“Soldiers will continue to do things that only humans can do, like make values-based decisions, accept or decline risk, and practice the art of mission command,” the branch stated in its budget justification documents.

The army has also planned to advance its Human-Machine Integrated Formation initiative over the FY2025. Led by the service’s Rapid Capabilities and Critical Technologies Office (RCCTO), the effort intends to access formation-based capabilities by buying and testing new equipment.

In terms of ground platforms, the branch has been conducting several acquisition and development initiatives under the Next Generation of Combat Vehicles programme.

This is the case of the Robotic Combat Vehicle (RCV), which comprises the procurement of three vehicles the army plans to develop: Light (RCV-L), Medium (RCV-M) and Heavy (RCV-H). These platforms will be deployed alongside fighting vehicles in order to deter ambushes and protect the flanks of mechanised formations.

Soldiers loading grenades onto a drone during an exercise in Fort Bragg. (Photo: US Army)

“An idea is to take a platoon that is the right combinations of robots, payloads, manned vehicles, humans, take risk off of soldiers and optimise because the battlefield is getting crazy,” Rainey noted. “The technology absolutely exists today. An enemy will get lucky once in a while, but we should not ever trade blood for first contact, whether it is a minefield or an IED, the enemy is laying in wait.”

Another initiative has been the XM30 Mechanized Infantry Combat Vehicle programme, which intends to provide the army with a platform capable of operating with or without a crew.

Previously named Optionally Manned Fighting Vehicle (OMFV), this effort has been planned as a replacement for the M2 Bradley Fighting Vehicle fleet.

The service intends to deploy uncrewed systems in logistics. Within this domain, it has been focusing on automation, artificial intelligence (AI), machine learning (ML), robotic and data analytics capacities, as well as on cyber, communication systems and advanced technologies.

The goal has been to identify and invest in predictive logistics capabilities in addition to leveraging the use of data analytics.

A Project Origin experimental vehicle is seen through a night vision device during a Soldier Touchpoint at Fort Benning. (Photo: US Army)

To advance with its data analytics effort, the service established a Contested Logistics Cross-Functional Team (CFT) in 2023, which has been focused on sustaining troops and equipment at the division level and below by evaluating solutions and technologies.

Moreover, the service has been exploring the use of underwater robotic vehicles in resupply missions.
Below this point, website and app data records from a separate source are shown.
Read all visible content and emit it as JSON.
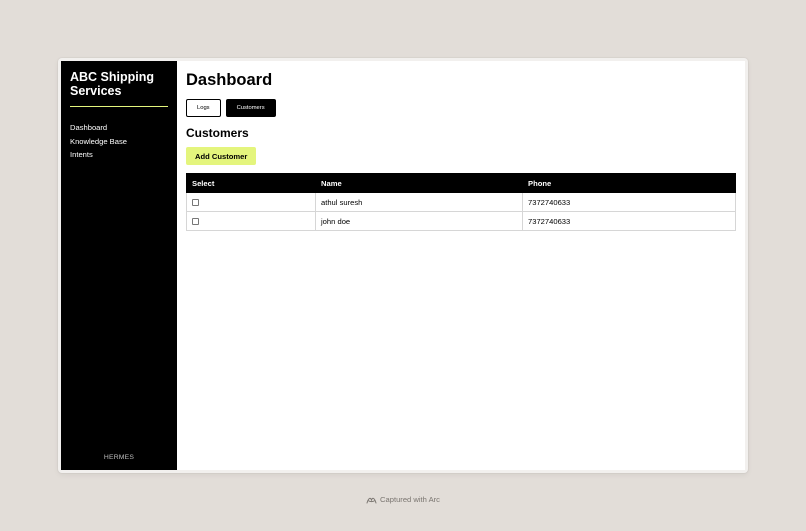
{
  "sidebar": {
    "brand": "ABC Shipping Services",
    "items": [
      {
        "label": "Dashboard"
      },
      {
        "label": "Knowledge Base"
      },
      {
        "label": "Intents"
      }
    ],
    "footer": "HERMES"
  },
  "main": {
    "title": "Dashboard",
    "tabs": [
      {
        "label": "Logs",
        "active": false
      },
      {
        "label": "Customers",
        "active": true
      }
    ],
    "section_title": "Customers",
    "add_button": "Add Customer",
    "table": {
      "columns": [
        "Select",
        "Name",
        "Phone"
      ],
      "rows": [
        {
          "selected": false,
          "name": "athul suresh",
          "phone": "7372740633"
        },
        {
          "selected": false,
          "name": "john doe",
          "phone": "7372740633"
        }
      ]
    }
  },
  "capture_label": "Captured with Arc",
  "colors": {
    "accent": "#e4f57d",
    "sidebar_bg": "#000000",
    "page_bg": "#e2ddd8"
  }
}
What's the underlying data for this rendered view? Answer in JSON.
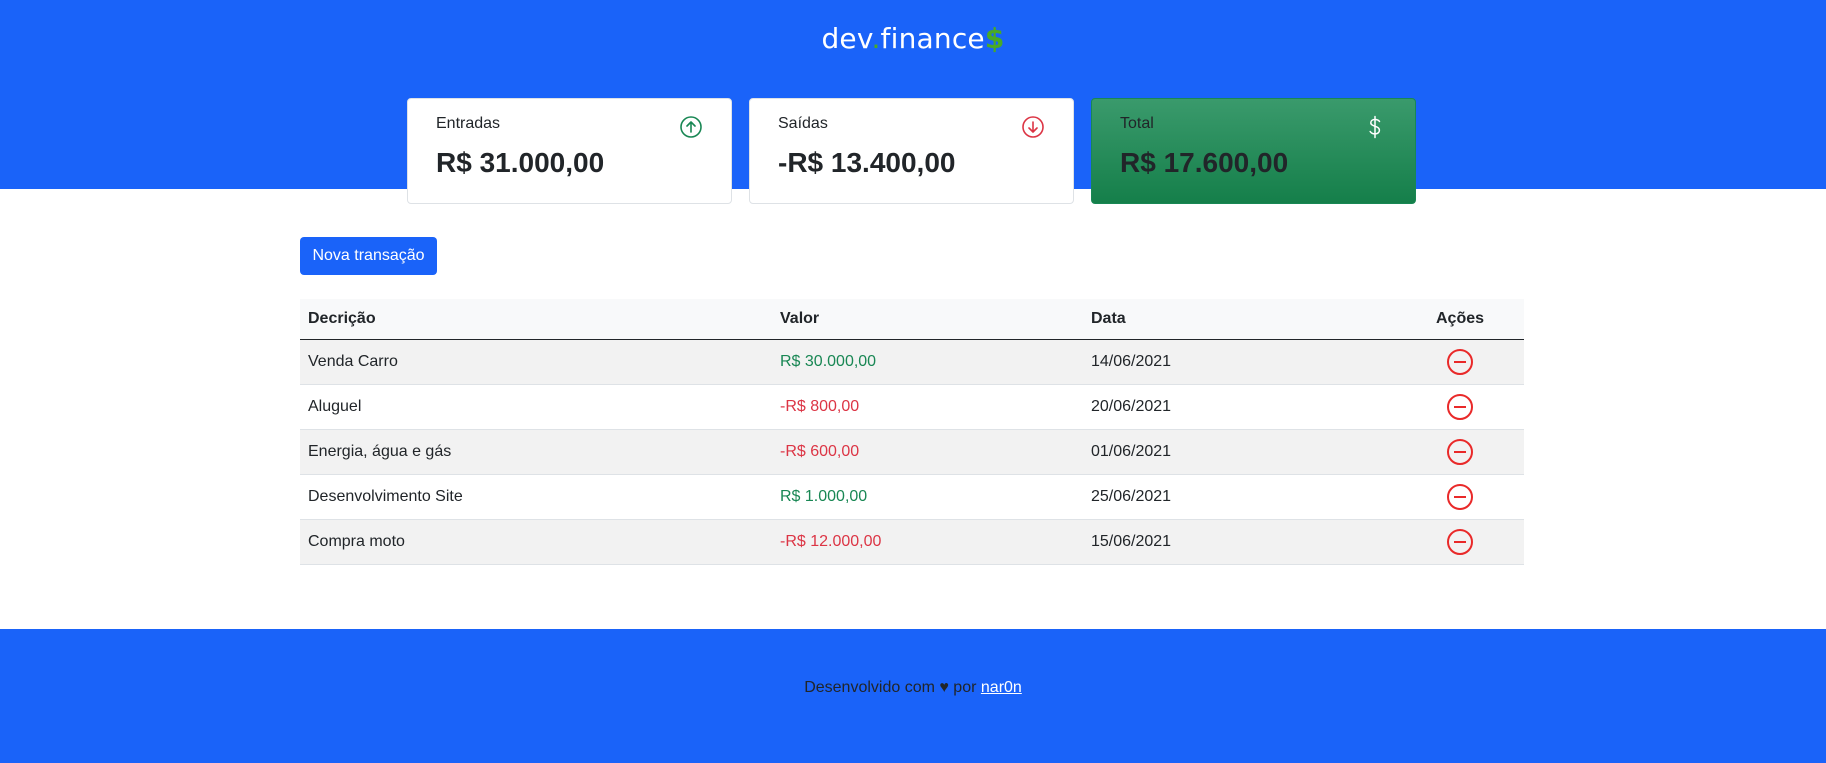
{
  "header": {
    "logo": {
      "part1": "dev",
      "dot": ".",
      "part2": "finance",
      "dollar": "$"
    }
  },
  "cards": {
    "income": {
      "label": "Entradas",
      "value": "R$ 31.000,00",
      "icon": "arrow-up-circle-icon"
    },
    "expense": {
      "label": "Saídas",
      "value": "-R$ 13.400,00",
      "icon": "arrow-down-circle-icon"
    },
    "total": {
      "label": "Total",
      "value": "R$ 17.600,00",
      "icon": "dollar-icon"
    }
  },
  "actions": {
    "new_transaction_label": "Nova transação"
  },
  "table": {
    "headers": {
      "description": "Decrição",
      "value": "Valor",
      "date": "Data",
      "actions": "Ações"
    },
    "rows": [
      {
        "description": "Venda Carro",
        "value": "R$ 30.000,00",
        "date": "14/06/2021",
        "type": "income"
      },
      {
        "description": "Aluguel",
        "value": "-R$ 800,00",
        "date": "20/06/2021",
        "type": "expense"
      },
      {
        "description": "Energia, água e gás",
        "value": "-R$ 600,00",
        "date": "01/06/2021",
        "type": "expense"
      },
      {
        "description": "Desenvolvimento Site",
        "value": "R$ 1.000,00",
        "date": "25/06/2021",
        "type": "income"
      },
      {
        "description": "Compra moto",
        "value": "-R$ 12.000,00",
        "date": "15/06/2021",
        "type": "expense"
      }
    ]
  },
  "footer": {
    "text": "Desenvolvido com ♥ por",
    "author": "nar0n"
  },
  "colors": {
    "brand_blue": "#1a63f9",
    "income_green": "#198754",
    "expense_red": "#dc3545"
  }
}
The US Army Engineer Research and Development Center (ERDC) has already conducted trials with commercially available solutions to evaluate their performance in carrying diverse types of payloads.

The service has also shown interest in purchasing new drones and improving its in-service UAV capabilities to enable operations in contested environments.
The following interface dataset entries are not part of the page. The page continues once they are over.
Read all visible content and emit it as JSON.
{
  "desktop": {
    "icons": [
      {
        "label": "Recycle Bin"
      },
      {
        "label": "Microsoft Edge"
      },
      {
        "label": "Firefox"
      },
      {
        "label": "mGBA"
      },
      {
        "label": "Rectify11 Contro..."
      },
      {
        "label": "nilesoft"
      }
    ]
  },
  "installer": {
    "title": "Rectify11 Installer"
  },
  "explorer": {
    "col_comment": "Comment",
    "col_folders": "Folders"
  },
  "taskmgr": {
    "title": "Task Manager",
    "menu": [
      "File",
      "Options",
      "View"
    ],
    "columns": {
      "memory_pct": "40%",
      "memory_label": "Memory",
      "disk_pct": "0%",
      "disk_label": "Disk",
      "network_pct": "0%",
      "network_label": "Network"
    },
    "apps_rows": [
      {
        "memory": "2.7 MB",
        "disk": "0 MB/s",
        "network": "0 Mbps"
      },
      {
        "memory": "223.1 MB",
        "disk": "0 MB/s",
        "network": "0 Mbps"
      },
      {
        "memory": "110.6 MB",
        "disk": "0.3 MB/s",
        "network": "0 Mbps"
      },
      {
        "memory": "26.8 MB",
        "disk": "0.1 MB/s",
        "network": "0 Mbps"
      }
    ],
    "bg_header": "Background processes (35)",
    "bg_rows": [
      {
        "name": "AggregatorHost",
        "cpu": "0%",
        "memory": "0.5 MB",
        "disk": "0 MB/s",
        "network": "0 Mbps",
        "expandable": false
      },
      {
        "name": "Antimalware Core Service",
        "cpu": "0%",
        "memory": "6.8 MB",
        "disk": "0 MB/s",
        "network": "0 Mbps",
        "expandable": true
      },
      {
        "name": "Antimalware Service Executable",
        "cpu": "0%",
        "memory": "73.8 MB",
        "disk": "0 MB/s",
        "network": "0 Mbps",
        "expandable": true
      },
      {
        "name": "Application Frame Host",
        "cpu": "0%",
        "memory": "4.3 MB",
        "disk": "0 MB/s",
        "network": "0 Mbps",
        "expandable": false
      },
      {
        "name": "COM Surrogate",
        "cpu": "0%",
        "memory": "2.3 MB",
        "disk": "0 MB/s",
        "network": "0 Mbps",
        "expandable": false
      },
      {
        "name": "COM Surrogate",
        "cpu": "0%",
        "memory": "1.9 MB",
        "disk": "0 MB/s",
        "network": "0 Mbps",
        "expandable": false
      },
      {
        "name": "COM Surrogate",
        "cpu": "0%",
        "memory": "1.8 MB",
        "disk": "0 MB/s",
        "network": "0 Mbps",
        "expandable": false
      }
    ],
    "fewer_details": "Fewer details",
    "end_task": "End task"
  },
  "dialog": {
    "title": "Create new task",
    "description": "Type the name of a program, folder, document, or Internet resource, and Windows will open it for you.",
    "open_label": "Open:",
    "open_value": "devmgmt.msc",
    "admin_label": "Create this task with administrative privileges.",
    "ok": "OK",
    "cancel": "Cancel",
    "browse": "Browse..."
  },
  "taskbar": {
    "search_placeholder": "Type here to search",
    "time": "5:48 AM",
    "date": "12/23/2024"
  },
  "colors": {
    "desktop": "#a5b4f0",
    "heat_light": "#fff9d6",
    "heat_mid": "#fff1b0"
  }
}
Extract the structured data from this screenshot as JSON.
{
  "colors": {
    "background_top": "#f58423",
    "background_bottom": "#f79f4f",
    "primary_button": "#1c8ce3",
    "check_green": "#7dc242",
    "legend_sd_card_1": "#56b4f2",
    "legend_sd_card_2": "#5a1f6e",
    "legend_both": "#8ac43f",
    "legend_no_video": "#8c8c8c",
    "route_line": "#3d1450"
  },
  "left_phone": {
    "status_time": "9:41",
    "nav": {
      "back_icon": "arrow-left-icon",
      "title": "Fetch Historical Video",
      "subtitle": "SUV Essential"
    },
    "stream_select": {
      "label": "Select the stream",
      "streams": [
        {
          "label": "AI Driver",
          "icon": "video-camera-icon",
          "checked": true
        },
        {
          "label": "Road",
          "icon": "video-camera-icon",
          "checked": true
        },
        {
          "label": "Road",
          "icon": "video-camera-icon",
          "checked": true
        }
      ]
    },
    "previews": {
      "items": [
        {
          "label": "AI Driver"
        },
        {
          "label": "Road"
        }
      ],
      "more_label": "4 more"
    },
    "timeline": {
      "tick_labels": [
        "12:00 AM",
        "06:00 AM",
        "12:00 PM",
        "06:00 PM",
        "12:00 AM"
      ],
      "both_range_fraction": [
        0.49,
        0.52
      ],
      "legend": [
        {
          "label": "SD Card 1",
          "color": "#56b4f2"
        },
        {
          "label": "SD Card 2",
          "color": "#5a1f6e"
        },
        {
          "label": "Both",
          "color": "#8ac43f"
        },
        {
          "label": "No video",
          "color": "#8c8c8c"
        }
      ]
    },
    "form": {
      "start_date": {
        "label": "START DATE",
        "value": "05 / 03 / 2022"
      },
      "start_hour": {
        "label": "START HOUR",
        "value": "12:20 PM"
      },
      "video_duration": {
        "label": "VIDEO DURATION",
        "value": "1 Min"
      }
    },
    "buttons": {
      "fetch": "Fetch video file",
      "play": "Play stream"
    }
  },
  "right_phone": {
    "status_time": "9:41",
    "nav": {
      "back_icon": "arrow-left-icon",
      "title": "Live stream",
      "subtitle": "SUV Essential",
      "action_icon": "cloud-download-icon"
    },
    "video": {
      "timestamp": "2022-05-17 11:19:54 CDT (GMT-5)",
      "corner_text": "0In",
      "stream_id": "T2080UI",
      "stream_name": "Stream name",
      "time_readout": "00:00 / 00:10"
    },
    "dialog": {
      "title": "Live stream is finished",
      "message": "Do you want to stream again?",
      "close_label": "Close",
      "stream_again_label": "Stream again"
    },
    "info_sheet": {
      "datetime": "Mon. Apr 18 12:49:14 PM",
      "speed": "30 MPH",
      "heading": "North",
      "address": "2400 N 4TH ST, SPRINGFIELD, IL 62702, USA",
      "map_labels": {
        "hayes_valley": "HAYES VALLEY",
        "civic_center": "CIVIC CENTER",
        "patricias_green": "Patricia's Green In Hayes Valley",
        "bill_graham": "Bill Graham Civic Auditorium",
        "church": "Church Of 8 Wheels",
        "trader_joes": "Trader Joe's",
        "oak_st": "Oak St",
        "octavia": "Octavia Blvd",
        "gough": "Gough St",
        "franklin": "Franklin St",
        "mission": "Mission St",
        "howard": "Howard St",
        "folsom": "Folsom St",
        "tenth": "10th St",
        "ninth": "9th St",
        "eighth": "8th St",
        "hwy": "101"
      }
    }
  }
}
Currently, it has diverse sizes and models of UAS in its inventory. One of its priorities has been procuring low-cost systems that could be configurable to carry diverse types of payload and feature software and hardware open architecture.

From Rainey’s perspective, the “big thing” will be getting UAVs into the army’s formation at echelon “right now” in order to train soldiers to be able “to employ them just like they employ their weapon”.

Shephard's Eurosatory 2024 coverage is sponsored by:

BAE Systems
Flavia Camargos Pereira


Flavia Camargos Pereira

Flavia Camargos Pereira is a North America editor at Shephard Media. She joined the company …

Read full bio

Share to